Liverpool will wade into uncharted waters when Leeds United travel to Anfield next week. 30 years of being the hunters rather than the hunted have come to an end - the pressure is now firmly on Jurgen Klopp and his team.
They've taken 206 points from 228 available since the beginning of 2018/19, but they will know they cannot afford to let their performance levels slip even slightly as they look to fend off the hounds. Each of their rivals have enjoyed more opulent transfer windows, and the competition will be tougher than ever before.
Klopp insists his team will 'attack rather than defend' their crown, and that may just be the mentality his troops have to deploy as they look to successfully retain the the trophy for the first time since 1984.
Liverpool are the top dogs now and there is nowhere to hide. Ahead of one of the most important seasons in their modern history, it's time to handle the heat, or get out of the kitchen.
Liverpool's hesitance to do any major business this summer has largely been pinned on the frugality of the board, but a major contributing factor has been Klopp's reluctance to upset the status quo that has returned his team to the top of the tree.
While the arrivals of Takumi Minamino and Kostas Tsimikas have offset the departures of a handful of fringe players, the core of the group has remained constant since the great recruitment drive of 2018, resulting in one of the most stable and cohesive squads in world football.
Personalities complement each other all over the squad and there is chemistry wherever you look. It's clear that, through continuity and long-term strategy, the Reds have created a meticulous balance of personalities.
The unswerving lack of any burdening egos has created the type of atmosphere that wins titles, and this has the potential to separate them from the chasing pack, who are each trying to build what Liverpool have perfected.
Wolves, Leicester, Sheffield United, Chelsea, West Ham, Tottenham, Brighton, Crystal Palace. All might feel they did enough to beat Liverpool at one point last season, yet each were left wondering how on earth they lost.
Some have pointed to luck in the Reds' charge to the title, but you don't register a 77% win rate over a 100-game stretch through simple good fortune. No-one can explain it, but like Sir Alex Ferguson's dynastic Man Utd, Liverpool have an intangible knack of snatching victory from the jaws of mediocrity.
Klopp will be confident that Takumi Minamino, Divock Origi and perhaps even Rhian Brewster can step up their game next season, but as things stand, there is a lack of truly reliable cover for Mohamed Salah, Roberto Firmino and Sadio Mané.
There are similar issues defensively. Virgil van Dijk and Joe Gomez are as good a pairing as you'll find, but beyond that, the injury-prone Joel Matip is the only proven central defender. Tsimikas and Neco Williams are the backup full-backs, and how reliable they end up being remains to be seen.
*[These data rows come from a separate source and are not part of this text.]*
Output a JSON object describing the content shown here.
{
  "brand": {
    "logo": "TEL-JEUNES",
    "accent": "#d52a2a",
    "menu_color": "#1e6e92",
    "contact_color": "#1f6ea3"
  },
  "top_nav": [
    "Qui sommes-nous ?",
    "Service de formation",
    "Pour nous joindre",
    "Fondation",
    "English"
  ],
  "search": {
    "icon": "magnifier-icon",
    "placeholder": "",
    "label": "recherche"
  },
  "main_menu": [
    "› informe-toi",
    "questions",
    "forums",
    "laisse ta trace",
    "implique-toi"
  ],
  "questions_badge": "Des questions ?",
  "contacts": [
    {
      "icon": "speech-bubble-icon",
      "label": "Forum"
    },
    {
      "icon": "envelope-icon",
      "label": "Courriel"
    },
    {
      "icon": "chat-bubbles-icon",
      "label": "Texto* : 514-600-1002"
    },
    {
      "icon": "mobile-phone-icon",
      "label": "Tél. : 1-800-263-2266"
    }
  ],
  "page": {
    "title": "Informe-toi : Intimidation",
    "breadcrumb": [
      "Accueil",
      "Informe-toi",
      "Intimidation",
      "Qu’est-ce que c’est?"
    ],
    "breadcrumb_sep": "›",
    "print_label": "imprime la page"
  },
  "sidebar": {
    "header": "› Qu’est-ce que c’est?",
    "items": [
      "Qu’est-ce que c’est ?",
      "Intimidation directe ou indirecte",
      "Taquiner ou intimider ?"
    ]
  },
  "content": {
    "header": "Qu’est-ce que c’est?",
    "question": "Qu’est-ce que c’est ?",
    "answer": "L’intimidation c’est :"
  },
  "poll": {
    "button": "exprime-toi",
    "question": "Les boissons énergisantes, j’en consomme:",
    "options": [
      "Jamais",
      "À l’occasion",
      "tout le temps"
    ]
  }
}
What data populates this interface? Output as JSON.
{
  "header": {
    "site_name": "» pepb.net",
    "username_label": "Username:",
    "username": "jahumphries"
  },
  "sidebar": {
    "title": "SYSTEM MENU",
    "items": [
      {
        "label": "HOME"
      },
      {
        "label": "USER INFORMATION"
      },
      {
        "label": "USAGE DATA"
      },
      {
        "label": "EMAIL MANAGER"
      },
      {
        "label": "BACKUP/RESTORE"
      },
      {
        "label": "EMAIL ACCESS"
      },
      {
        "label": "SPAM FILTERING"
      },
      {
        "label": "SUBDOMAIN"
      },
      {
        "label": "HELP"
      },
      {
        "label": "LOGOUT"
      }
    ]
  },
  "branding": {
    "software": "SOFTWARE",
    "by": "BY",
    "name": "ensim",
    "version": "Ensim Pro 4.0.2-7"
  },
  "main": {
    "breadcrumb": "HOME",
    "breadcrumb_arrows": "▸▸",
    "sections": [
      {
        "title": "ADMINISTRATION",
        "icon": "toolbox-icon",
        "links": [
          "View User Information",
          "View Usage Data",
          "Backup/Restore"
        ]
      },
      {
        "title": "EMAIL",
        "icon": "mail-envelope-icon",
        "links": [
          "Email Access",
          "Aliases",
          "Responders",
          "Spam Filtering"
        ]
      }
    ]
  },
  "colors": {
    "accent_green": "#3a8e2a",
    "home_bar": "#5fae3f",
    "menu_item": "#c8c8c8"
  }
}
It's not very often that a team goes into a new season off the back of a title win needing three points to build momentum, but a unique set of circumstances means that is where Liverpool find themselves.
They won the title so early that they had ample time for their bravado to fizzle out. While 2019/20 closed with wins over Chelsea and Newcastle, earlier results against Burnley, Arsenal and most notably Manchester City did some damage to their reputation as the most feared side in the country.
It's a long way from panic stations, but a slow start to next season could see real doubts start to creep in about their staying power at the top of the table.
He's not their most gifted player, he's not their most creative player, he's not even the loudest on the pitch, but Liverpool dropped more points in their eight league games without Jordan Henderson last season than they did in the 30 with him.
His influence is indisputable. He's an inspiring, driving presence that has given more to the club since Steven Gerrard's departure than any other player, and is finally getting the recognition he deserves.
Having him back after missing half of the post-lockdown season will give Liverpool a welcome breath of fresh, fiery air.
Anyone with an affinity for Liverpool will know the dangers of counting the chickens before they hatch. We've been conditioned by trauma into caution and pragmatism, to prepare for the worst case scenario because you never know what's around the corner.
But, for one year only, to hell with it.
If there has ever been a season that the Reds can approach matchday one with confidence and optimism, then here it is. Last term, Liverpool were the best in England by a considerable distance, and while that may change over the next ten months, let's take a deep breath, swallow our instincts, and bet against it.
...but let's keep the 'we're gonna win the league chants' buried until at least March. Just in case.
Prediction: Likely Champions
Source : 90min